Fi T.2 years ago

Can the source of this fish be sustainable?

Amandine S.
Past Member 2 years ago


Dale Overall

Never have had the nerve to try raw fish, just eat it cooked.

Sandi C.
Sandi C.3 years ago


Megan S.
Megan S.3 years ago

ew, thanks

Winn Adams
Winn Adams3 years ago

Thanks for the info.

Dan B.
Dan Brook3 years ago

I'm sticking with


Megan G.
Megan G.3 years ago


J.L. A.
JL A.3 years ago

oh my, OH MY!!!

Robin b.
Robin B.3 years ago

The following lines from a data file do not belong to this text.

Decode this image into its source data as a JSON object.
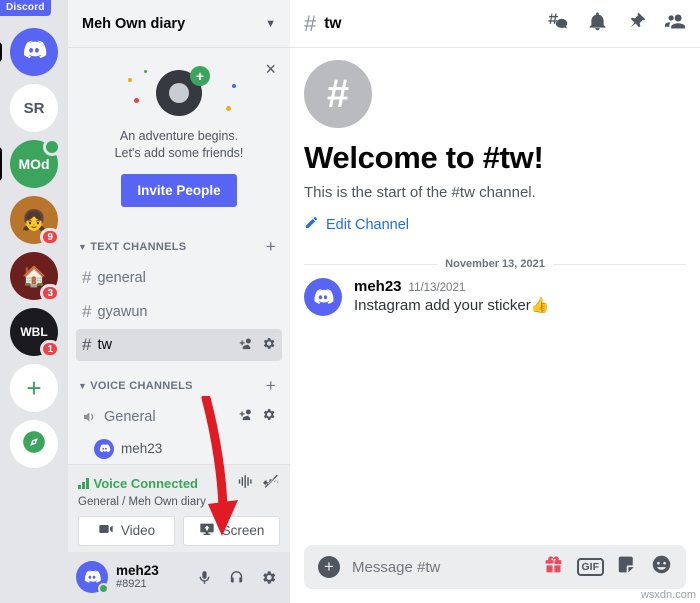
{
  "brand": {
    "name": "Discord"
  },
  "rail": {
    "items": [
      {
        "name": "discord-home",
        "label": "",
        "kind": "logo",
        "badge": ""
      },
      {
        "name": "server-sr",
        "label": "SR",
        "kind": "text",
        "badge": ""
      },
      {
        "name": "server-mod",
        "label": "MOd",
        "kind": "text",
        "badge": "",
        "status": "online"
      },
      {
        "name": "server-avatar-girl",
        "label": "",
        "kind": "image",
        "badge": "9"
      },
      {
        "name": "server-avatar-house",
        "label": "",
        "kind": "image",
        "badge": "3"
      },
      {
        "name": "server-wbl",
        "label": "WBL",
        "kind": "text",
        "badge": "1"
      },
      {
        "name": "add-server",
        "label": "+",
        "kind": "action",
        "badge": ""
      },
      {
        "name": "explore-servers",
        "label": "",
        "kind": "compass",
        "badge": ""
      }
    ]
  },
  "sidebar": {
    "guild_name": "Meh Own diary",
    "promo": {
      "line1": "An adventure begins.",
      "line2": "Let's add some friends!",
      "button": "Invite People",
      "close": "×"
    },
    "categories": [
      {
        "label": "TEXT CHANNELS",
        "add": "+",
        "channels": [
          {
            "name": "general",
            "active": false,
            "type": "text"
          },
          {
            "name": "gyawun",
            "active": false,
            "type": "text"
          },
          {
            "name": "tw",
            "active": true,
            "type": "text"
          }
        ]
      },
      {
        "label": "VOICE CHANNELS",
        "add": "+",
        "channels": [
          {
            "name": "General",
            "active": false,
            "type": "voice"
          }
        ],
        "voice_members": [
          {
            "name": "meh23"
          }
        ]
      }
    ],
    "voice_panel": {
      "status": "Voice Connected",
      "location": "General / Meh Own diary",
      "video_button": "Video",
      "screen_button": "Screen"
    },
    "user": {
      "name": "meh23",
      "tag": "#8921",
      "status": "online"
    }
  },
  "channel_header": {
    "hash": "#",
    "name": "tw"
  },
  "welcome": {
    "hash": "#",
    "title": "Welcome to #tw!",
    "subtitle": "This is the start of the #tw channel.",
    "edit_link": "Edit Channel"
  },
  "date_divider": "November 13, 2021",
  "messages": [
    {
      "author": "meh23",
      "timestamp": "11/13/2021",
      "text": "Instagram add your sticker👍"
    }
  ],
  "composer": {
    "placeholder": "Message #tw"
  },
  "watermark": "wsxdn.com",
  "colors": {
    "accent": "#5865f2",
    "online": "#3ba55d",
    "danger": "#ed4245",
    "link": "#1f6feb",
    "arrow": "#e01b24"
  }
}
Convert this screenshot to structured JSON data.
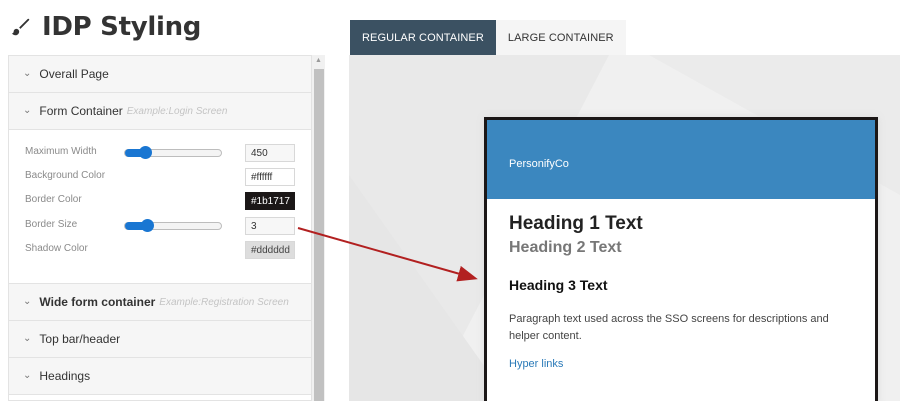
{
  "page": {
    "title": "IDP Styling"
  },
  "accordion": {
    "overall_page": "Overall Page",
    "form_container": {
      "label": "Form Container",
      "example": "Example:Login Screen"
    },
    "fields": {
      "max_width": {
        "label": "Maximum Width",
        "value": "450",
        "slider_fraction": 0.2
      },
      "bg_color": {
        "label": "Background Color",
        "value": "#ffffff"
      },
      "border_color": {
        "label": "Border Color",
        "value": "#1b1717"
      },
      "border_size": {
        "label": "Border Size",
        "value": "3",
        "slider_fraction": 0.22
      },
      "shadow_color": {
        "label": "Shadow Color",
        "value": "#dddddd"
      }
    },
    "wide_form": {
      "label": "Wide form container",
      "example": "Example:Registration Screen"
    },
    "top_bar": "Top bar/header",
    "headings": "Headings"
  },
  "tabs": {
    "regular": "REGULAR CONTAINER",
    "large": "LARGE CONTAINER"
  },
  "preview": {
    "brand": "PersonifyCo",
    "h1": "Heading 1 Text",
    "h2": "Heading 2 Text",
    "h3": "Heading 3 Text",
    "paragraph": "Paragraph text used across the SSO screens for descriptions and helper content.",
    "link": "Hyper links"
  },
  "colors": {
    "accent": "#1976d2",
    "tab_active": "#3b5162",
    "card_header": "#3b87bf",
    "arrow": "#b22020"
  }
}
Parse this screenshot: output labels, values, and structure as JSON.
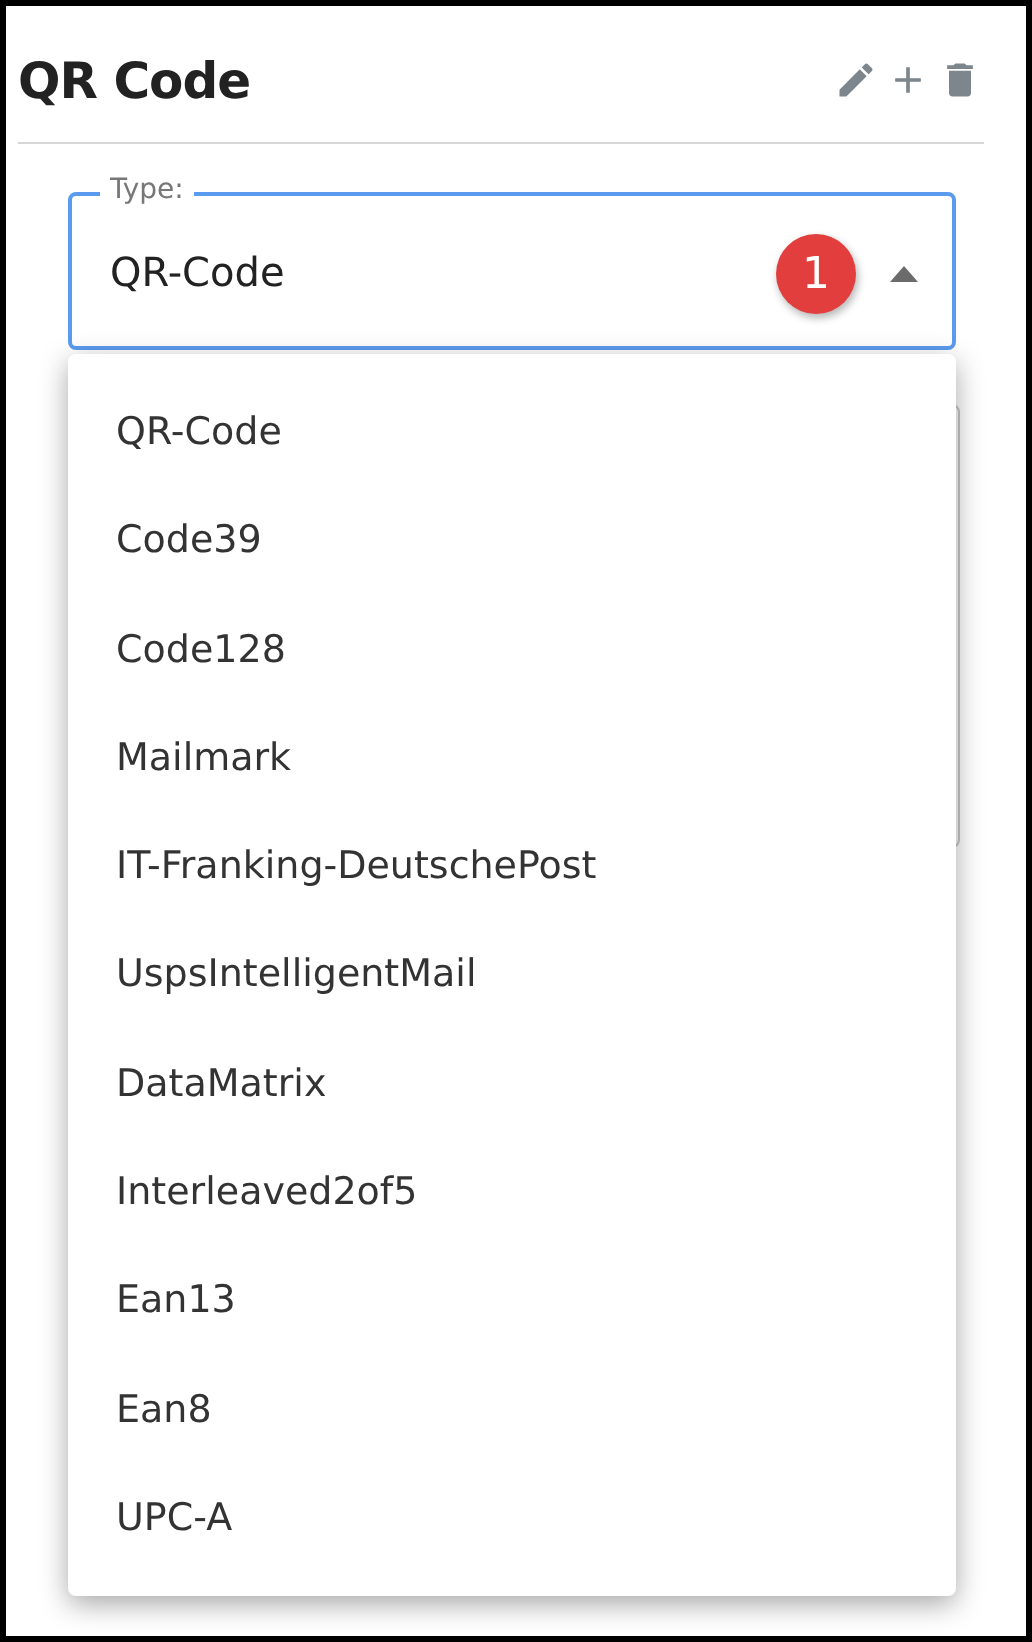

It's time to stop eating Tuna anyway. It is being overfished to the point of un-sustainability, which means, if we continue like this, there will be no more Tuna to eat. blue fin is the one that is most threatened, there may be some smaller types that are ok to eat, but the Japanese restaurants should stop serving it until the stocks are back up.
The menus are filled with tuna, it's difficult to avoid it since every other sushi roll has Tuna in it.
There are many other things to order, like Hamachi,(Yellowtail, not Tuna),
(Pickled) Mackerel, Sea Urchin, vegetable rolls, like Sweet Potato, or Ume-Kyu, (Pickled plum paste, cucumber & shiso leaf), there's Avocado, the Tamago (chicken egg omlette), & Natto, (fermented soybeans), & lots of others.